‘How often should you blog?’ can be simply answered: as often as you can with the resources you have available whilst maintaining the quality of the content. For some companies, this will be once a fortnight, for others it will be multiple times a day.
I may not be sitting here typing this post if I had a pound for every time I’d been asked this question. It’s a little bit like keeping up with the Joneses… it’s a very visible part of marketing output which makes it easy for a business to benchmark itself against its competitors. Analysing how your rivals blog isn’t a bad place to start but it’s important not to just get hung up on the numbers.
It’s not all about search engines
It’s worth stepping back for just a moment to remember why you’re bothering to blog in the first place…
The majority of your blog traffic is realistically likely to be occasional visitors.
Check Google Analytics and see how much of your blog traffic is new traffic and whether the bounce rate is higher than the rest of your site. It’s okay if it is – it simply means people came, saw and left having found what they needed, having had a good experience on your site and made a connection with your business. If you’re able to steer this group into viewing more content, via well-executed calls to action, you’re on to a winner but most will leave and that’s just fine.
There are two specific types of visitors who may spend more time on your blog than others.
The first is those who are very near to purchasing and are doing their due diligence on the business. The second is those who have signed up to receive newsletters and emails. Because they have opted in, they often have more of an inclination to click through multiple embedded links to read blog posts.
Obviously, you’ll also be hoping to attract new customers and so the blog content should reflect all the different stages of the purchasing funnel.
Sharing new blog content is also a way of enticing people from social media back to your website to tell them more and guide them to interact more deeply with your business.
And finally, another reason for blogging is because Google likes to see that a site (and therefore the business) is alive and kicking.
So if you approach blogging as fulfilling a wide variety of marketing needs, the emphasis on creating content simply for search engine purposes, and particularly as a ranking factor, matters less anyway.
Does a blog matter more than other content?
Blogs came into existence because they were and still are an easy way to update a website but Google itself isn’t insistent that a business has a blog. From a search engine point of view, if a site is updated and refreshed regularly, it really doesn’t matter what the newsy/content area is called.
It’s worth noting however that from a user’s point of view, the term ‘blog’ is now widely understood and often preferable to other descriptors.
Google’s view on blog post volume
This week, Google’s Senior Webmaster Trends Analyst John Mueller commented on Twitter that Google does not count the number of blog posts on a blog as a ranking factor and added:

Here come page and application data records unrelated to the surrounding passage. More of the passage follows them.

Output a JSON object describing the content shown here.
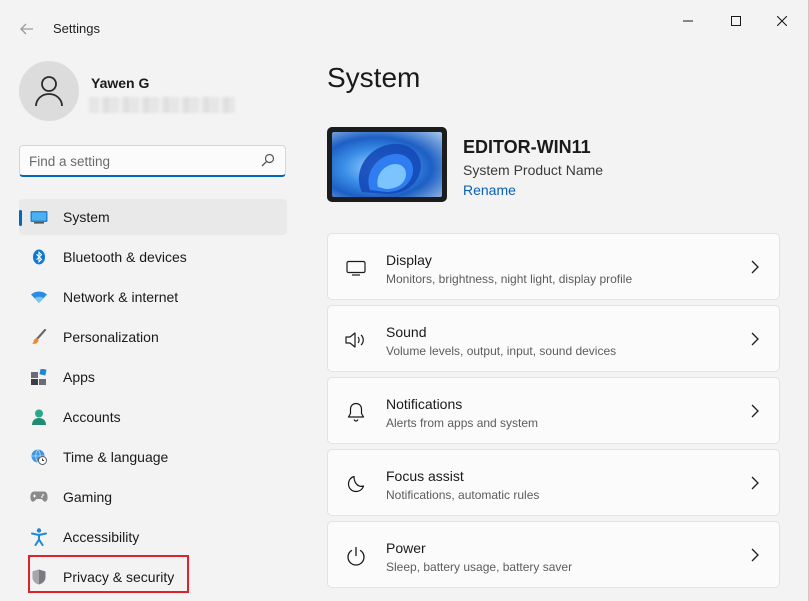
{
  "window": {
    "title": "Settings"
  },
  "profile": {
    "name": "Yawen G"
  },
  "search": {
    "placeholder": "Find a setting"
  },
  "nav": {
    "items": [
      {
        "id": "system",
        "label": "System",
        "icon": "monitor-icon"
      },
      {
        "id": "bluetooth",
        "label": "Bluetooth & devices",
        "icon": "bluetooth-icon"
      },
      {
        "id": "network",
        "label": "Network & internet",
        "icon": "wifi-icon"
      },
      {
        "id": "personalization",
        "label": "Personalization",
        "icon": "brush-icon"
      },
      {
        "id": "apps",
        "label": "Apps",
        "icon": "apps-icon"
      },
      {
        "id": "accounts",
        "label": "Accounts",
        "icon": "person-icon"
      },
      {
        "id": "time",
        "label": "Time & language",
        "icon": "globe-clock-icon"
      },
      {
        "id": "gaming",
        "label": "Gaming",
        "icon": "gamepad-icon"
      },
      {
        "id": "accessibility",
        "label": "Accessibility",
        "icon": "accessibility-icon"
      },
      {
        "id": "privacy",
        "label": "Privacy & security",
        "icon": "shield-icon"
      }
    ],
    "active": "System",
    "highlighted": "Privacy & security"
  },
  "main": {
    "title": "System",
    "device": {
      "name": "EDITOR-WIN11",
      "model": "System Product Name",
      "rename_label": "Rename"
    },
    "cards": [
      {
        "title": "Display",
        "subtitle": "Monitors, brightness, night light, display profile",
        "icon": "display-icon"
      },
      {
        "title": "Sound",
        "subtitle": "Volume levels, output, input, sound devices",
        "icon": "speaker-icon"
      },
      {
        "title": "Notifications",
        "subtitle": "Alerts from apps and system",
        "icon": "bell-icon"
      },
      {
        "title": "Focus assist",
        "subtitle": "Notifications, automatic rules",
        "icon": "moon-icon"
      },
      {
        "title": "Power",
        "subtitle": "Sleep, battery usage, battery saver",
        "icon": "power-icon"
      }
    ]
  },
  "colors": {
    "accent": "#0067c0",
    "highlight_box": "#e0202a",
    "background": "#f3f3f3"
  }
}
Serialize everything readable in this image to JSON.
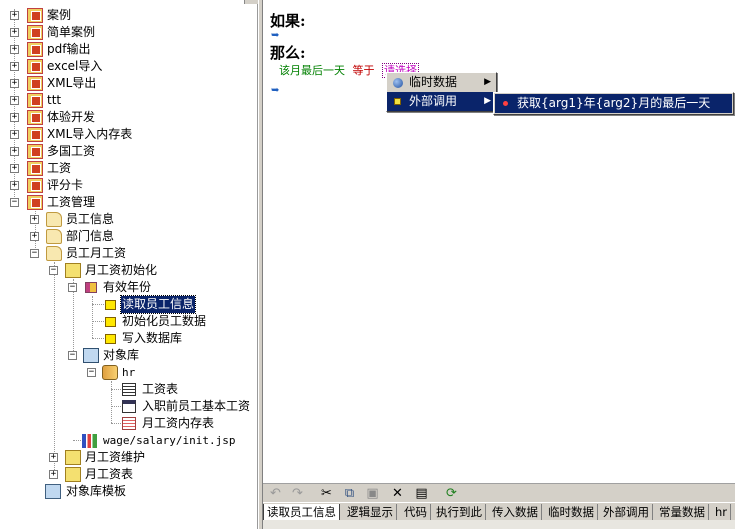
{
  "tree": {
    "top_items": [
      "案例",
      "简单案例",
      "pdf输出",
      "excel导入",
      "XML导出",
      "ttt",
      "体验开发",
      "XML导入内存表",
      "多国工资",
      "工资",
      "评分卡",
      "工资管理"
    ],
    "gz_children": [
      "员工信息",
      "部门信息",
      "员工月工资"
    ],
    "init_folder": "月工资初始化",
    "year_node": "有效年份",
    "rules": [
      "读取员工信息",
      "初始化员工数据",
      "写入数据库"
    ],
    "lib_node": "对象库",
    "db_node": "hr",
    "tables": [
      "工资表",
      "入职前员工基本工资",
      "月工资内存表"
    ],
    "jsp_node": "wage/salary/init.jsp",
    "maint_node": "月工资维护",
    "salary_table_node": "月工资表",
    "template_node": "对象库模板"
  },
  "editor": {
    "if_label": "如果:",
    "then_label": "那么:",
    "rule_part1": "该月最后一天",
    "rule_part2": "等于",
    "rule_placeholder": "请选择",
    "rule_tail": "..."
  },
  "menu": {
    "items": [
      "临时数据",
      "外部调用"
    ],
    "submenu_items": [
      "获取{arg1}年{arg2}月的最后一天"
    ]
  },
  "toolbar": {
    "icons": [
      "undo-icon",
      "redo-icon",
      "cut-icon",
      "copy-icon",
      "paste-icon",
      "delete-icon",
      "preview-icon",
      "refresh-icon"
    ]
  },
  "tabs": [
    "读取员工信息",
    "逻辑显示",
    "代码",
    "执行到此",
    "传入数据",
    "临时数据",
    "外部调用",
    "常量数据",
    "hr"
  ],
  "colors": {
    "selection": "#0a246a",
    "window_bg": "#d4d0c8",
    "rule_green": "#008000",
    "rule_red": "#c00000"
  }
}
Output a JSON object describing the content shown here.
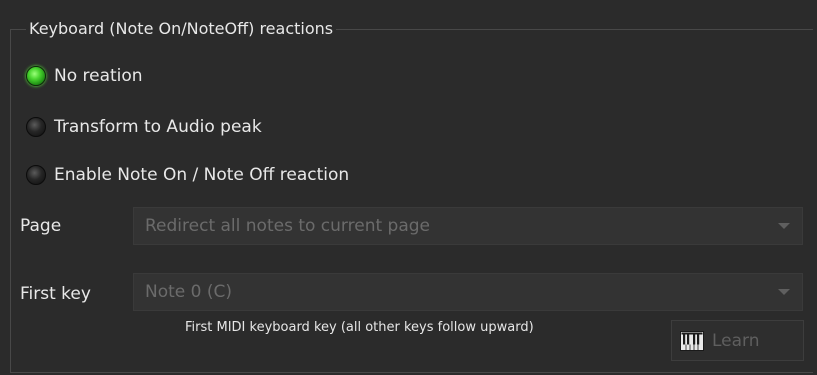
{
  "group": {
    "title": "Keyboard (Note On/NoteOff) reactions"
  },
  "reactions": {
    "options": [
      {
        "label": "No reation",
        "selected": true
      },
      {
        "label": "Transform to Audio peak",
        "selected": false
      },
      {
        "label": "Enable Note On / Note Off reaction",
        "selected": false
      }
    ]
  },
  "page_field": {
    "label": "Page",
    "value": "Redirect all notes to current page"
  },
  "first_key_field": {
    "label": "First key",
    "value": "Note 0 (C)",
    "hint": "First MIDI keyboard key (all other keys follow upward)"
  },
  "learn_button": {
    "label": "Learn",
    "icon": "keyboard-icon"
  },
  "colors": {
    "background": "#2b2b2b",
    "radio_on": "#49d52f",
    "text": "#e8e8e8",
    "disabled_text": "#6b6b6b"
  }
}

There are always articles doing the rounds that infer that you should work to reach a critical mass of blog posts, at which point, Google suddenly flicks a switch and hey presto, sends traffic your way.
The reality is if your posts are based on keyword research and are really relevant to your audience, you’ve simply got more content to rank for a broader range of searches. It’s not the volume of content but the depth that makes the difference.
It really is only the business’s biggest advocates, the marketing department, and your mum, who will read every single blog post you create and even they aren’t actually counting. It’s probably only you and possibly your competitors who actually have a tally chart; Google certainly doesn’t.
So don’t worry if you don’t share a blog post at set times every day of the week, as no-one will notice. If it’s just once this week but it’s a real corker, it will do so much more good.
What does good look like?
Great blog posts aren’t just about the written word, although keyword research should usually be the starting point. Making sure they are really polished can make the difference between someone sharing it on social media and perhaps, more excitingly, linking back to it in their own content. Beautiful images, third party quotes, a strong point of view, embedding a helpful infographic, will all help set your post apart from the rest. Make sure you’ve got the basics right too.
Hiring a green-behind-the ears graduate to churn out content doesn’t often work as even a first-class degree in English can’t compensate for the years of industry knowledge and expertise that is required to create great blog content in some sectors.
So, how often should you blog?
Setting a steady, realistic and achievable pace of blogging that keeps the quality high will always be preferable to frequent, thin, or poorly-researched posts. With Google disclosing it isn’t counting, that should be a weight off the shoulders of content creators, freeing them to up the quality without worrying about notching up posts.
Apologies if you’ve read this far in the hope of finding a magic number – there simply isn’t one.